TASK ITEM.
Search the entries for the word "Conference". Copy every line that holds it.

(Beginning of DATA SECTION)

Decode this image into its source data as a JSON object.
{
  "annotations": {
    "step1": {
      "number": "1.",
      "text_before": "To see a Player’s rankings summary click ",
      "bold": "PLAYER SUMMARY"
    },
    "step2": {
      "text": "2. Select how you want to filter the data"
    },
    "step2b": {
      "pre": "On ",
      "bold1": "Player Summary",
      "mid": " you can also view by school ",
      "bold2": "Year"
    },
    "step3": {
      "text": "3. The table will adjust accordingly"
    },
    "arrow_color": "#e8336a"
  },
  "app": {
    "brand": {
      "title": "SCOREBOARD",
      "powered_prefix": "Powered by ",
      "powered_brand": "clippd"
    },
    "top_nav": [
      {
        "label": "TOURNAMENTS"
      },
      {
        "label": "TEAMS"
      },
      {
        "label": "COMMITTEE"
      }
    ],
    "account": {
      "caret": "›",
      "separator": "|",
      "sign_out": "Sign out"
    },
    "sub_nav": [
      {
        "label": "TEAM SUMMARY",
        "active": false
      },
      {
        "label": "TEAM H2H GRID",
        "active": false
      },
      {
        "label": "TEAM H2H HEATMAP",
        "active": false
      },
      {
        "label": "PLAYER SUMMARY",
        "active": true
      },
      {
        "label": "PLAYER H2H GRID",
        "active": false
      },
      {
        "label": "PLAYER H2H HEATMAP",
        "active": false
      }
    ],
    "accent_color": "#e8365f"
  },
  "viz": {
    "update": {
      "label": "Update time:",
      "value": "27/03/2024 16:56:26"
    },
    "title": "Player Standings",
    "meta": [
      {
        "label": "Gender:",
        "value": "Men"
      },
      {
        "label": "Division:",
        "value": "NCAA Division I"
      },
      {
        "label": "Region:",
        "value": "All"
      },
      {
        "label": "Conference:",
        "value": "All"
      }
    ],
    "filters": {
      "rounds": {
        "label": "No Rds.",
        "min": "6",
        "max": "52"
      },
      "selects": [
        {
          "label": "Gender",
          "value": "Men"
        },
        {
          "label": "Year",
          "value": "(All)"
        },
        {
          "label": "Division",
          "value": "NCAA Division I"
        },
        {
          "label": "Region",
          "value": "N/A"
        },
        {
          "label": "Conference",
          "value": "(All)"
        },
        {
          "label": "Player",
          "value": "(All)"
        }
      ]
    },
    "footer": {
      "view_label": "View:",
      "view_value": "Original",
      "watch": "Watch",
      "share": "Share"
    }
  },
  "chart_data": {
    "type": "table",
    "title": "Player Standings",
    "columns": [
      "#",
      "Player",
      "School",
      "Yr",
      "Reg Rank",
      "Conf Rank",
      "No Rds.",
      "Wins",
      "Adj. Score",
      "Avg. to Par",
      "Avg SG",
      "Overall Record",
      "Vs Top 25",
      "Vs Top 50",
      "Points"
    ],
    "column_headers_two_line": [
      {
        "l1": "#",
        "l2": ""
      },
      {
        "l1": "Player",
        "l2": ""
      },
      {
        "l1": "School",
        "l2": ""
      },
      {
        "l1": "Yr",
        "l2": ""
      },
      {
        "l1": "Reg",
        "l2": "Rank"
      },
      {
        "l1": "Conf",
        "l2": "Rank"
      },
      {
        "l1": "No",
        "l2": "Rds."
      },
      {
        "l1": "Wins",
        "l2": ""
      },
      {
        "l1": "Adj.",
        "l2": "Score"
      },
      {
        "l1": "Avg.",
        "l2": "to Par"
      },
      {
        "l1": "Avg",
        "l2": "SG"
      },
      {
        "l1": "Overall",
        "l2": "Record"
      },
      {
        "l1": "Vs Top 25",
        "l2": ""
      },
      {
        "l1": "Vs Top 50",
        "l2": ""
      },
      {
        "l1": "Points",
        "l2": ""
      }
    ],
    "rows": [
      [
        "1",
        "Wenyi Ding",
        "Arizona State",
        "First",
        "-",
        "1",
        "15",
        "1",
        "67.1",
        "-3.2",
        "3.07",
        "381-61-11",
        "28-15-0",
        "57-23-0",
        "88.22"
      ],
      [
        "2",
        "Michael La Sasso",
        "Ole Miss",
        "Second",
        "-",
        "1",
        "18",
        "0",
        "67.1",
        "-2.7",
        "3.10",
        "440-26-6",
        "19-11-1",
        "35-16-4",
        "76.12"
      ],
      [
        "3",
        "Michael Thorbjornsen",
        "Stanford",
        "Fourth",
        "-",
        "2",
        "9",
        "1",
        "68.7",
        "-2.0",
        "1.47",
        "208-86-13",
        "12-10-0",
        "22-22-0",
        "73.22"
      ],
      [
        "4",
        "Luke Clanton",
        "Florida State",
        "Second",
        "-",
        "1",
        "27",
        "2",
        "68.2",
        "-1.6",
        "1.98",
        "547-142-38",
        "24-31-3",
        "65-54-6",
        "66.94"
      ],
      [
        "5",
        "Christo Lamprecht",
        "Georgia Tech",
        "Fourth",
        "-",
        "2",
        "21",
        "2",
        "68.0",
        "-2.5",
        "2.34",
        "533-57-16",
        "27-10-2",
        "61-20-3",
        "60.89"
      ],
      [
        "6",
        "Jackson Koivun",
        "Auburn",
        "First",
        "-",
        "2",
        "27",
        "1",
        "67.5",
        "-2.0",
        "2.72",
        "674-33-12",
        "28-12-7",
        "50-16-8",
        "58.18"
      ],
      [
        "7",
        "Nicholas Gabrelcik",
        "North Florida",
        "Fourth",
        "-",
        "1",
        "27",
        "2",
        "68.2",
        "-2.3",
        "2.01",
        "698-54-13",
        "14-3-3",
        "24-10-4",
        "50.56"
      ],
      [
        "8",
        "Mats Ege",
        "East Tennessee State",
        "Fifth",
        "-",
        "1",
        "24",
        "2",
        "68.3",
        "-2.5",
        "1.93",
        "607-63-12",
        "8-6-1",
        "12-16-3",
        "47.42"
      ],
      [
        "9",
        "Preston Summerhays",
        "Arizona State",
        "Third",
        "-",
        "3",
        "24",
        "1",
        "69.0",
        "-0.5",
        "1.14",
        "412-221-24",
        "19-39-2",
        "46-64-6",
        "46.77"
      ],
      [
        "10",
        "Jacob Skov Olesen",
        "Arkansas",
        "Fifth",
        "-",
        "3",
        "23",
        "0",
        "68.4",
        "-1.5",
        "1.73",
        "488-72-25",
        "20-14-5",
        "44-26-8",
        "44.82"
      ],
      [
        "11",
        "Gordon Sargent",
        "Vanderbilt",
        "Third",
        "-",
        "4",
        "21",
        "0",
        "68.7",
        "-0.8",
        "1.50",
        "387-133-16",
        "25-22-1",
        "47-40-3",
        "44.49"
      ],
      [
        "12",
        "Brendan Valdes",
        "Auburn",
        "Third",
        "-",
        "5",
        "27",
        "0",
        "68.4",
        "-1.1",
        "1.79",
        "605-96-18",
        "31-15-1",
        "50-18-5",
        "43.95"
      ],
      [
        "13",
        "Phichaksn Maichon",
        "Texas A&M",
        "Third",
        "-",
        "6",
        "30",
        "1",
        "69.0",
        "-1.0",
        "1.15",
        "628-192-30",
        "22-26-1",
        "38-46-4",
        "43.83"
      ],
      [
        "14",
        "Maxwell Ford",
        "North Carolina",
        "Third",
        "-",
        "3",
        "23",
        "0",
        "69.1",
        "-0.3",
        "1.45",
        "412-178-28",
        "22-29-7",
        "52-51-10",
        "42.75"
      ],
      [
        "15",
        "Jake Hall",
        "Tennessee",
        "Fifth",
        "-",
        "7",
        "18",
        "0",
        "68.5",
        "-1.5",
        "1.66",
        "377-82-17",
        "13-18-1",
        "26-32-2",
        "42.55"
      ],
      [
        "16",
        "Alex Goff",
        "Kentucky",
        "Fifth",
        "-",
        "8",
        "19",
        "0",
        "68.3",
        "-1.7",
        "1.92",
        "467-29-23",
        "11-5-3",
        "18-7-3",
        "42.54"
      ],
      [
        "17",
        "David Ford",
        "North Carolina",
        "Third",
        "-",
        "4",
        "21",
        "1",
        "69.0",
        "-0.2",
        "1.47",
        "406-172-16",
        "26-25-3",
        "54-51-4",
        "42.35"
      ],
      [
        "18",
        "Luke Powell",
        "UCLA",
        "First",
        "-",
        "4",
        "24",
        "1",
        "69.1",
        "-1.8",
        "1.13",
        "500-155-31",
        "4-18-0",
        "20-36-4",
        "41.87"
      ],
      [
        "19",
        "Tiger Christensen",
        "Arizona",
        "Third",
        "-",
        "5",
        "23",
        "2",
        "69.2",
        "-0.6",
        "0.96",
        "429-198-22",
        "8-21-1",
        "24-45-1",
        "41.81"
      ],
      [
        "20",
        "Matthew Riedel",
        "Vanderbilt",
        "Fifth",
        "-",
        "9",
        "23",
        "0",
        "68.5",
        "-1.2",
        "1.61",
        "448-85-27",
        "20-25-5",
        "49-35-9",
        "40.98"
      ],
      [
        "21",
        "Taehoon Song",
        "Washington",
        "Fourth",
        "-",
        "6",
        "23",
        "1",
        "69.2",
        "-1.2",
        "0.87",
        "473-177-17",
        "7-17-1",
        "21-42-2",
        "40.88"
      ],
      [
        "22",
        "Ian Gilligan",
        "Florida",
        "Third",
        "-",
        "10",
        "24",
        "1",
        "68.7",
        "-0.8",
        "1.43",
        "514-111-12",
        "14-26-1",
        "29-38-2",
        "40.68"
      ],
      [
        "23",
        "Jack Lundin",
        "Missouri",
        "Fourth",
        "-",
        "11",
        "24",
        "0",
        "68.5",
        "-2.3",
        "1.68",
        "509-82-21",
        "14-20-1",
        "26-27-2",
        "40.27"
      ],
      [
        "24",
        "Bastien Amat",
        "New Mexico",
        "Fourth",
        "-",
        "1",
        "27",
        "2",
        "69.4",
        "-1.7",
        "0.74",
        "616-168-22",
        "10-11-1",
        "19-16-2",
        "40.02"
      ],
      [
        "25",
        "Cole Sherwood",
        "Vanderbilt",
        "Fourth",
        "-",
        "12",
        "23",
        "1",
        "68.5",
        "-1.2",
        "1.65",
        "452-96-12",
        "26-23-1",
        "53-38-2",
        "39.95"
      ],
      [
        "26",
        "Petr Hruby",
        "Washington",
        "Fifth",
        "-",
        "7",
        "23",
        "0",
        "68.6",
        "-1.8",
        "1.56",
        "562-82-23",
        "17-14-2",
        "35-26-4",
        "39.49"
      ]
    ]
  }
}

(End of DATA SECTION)

REPLY TO THE EXERCISE.
        "label": "Conference:",
          "label": "Conference",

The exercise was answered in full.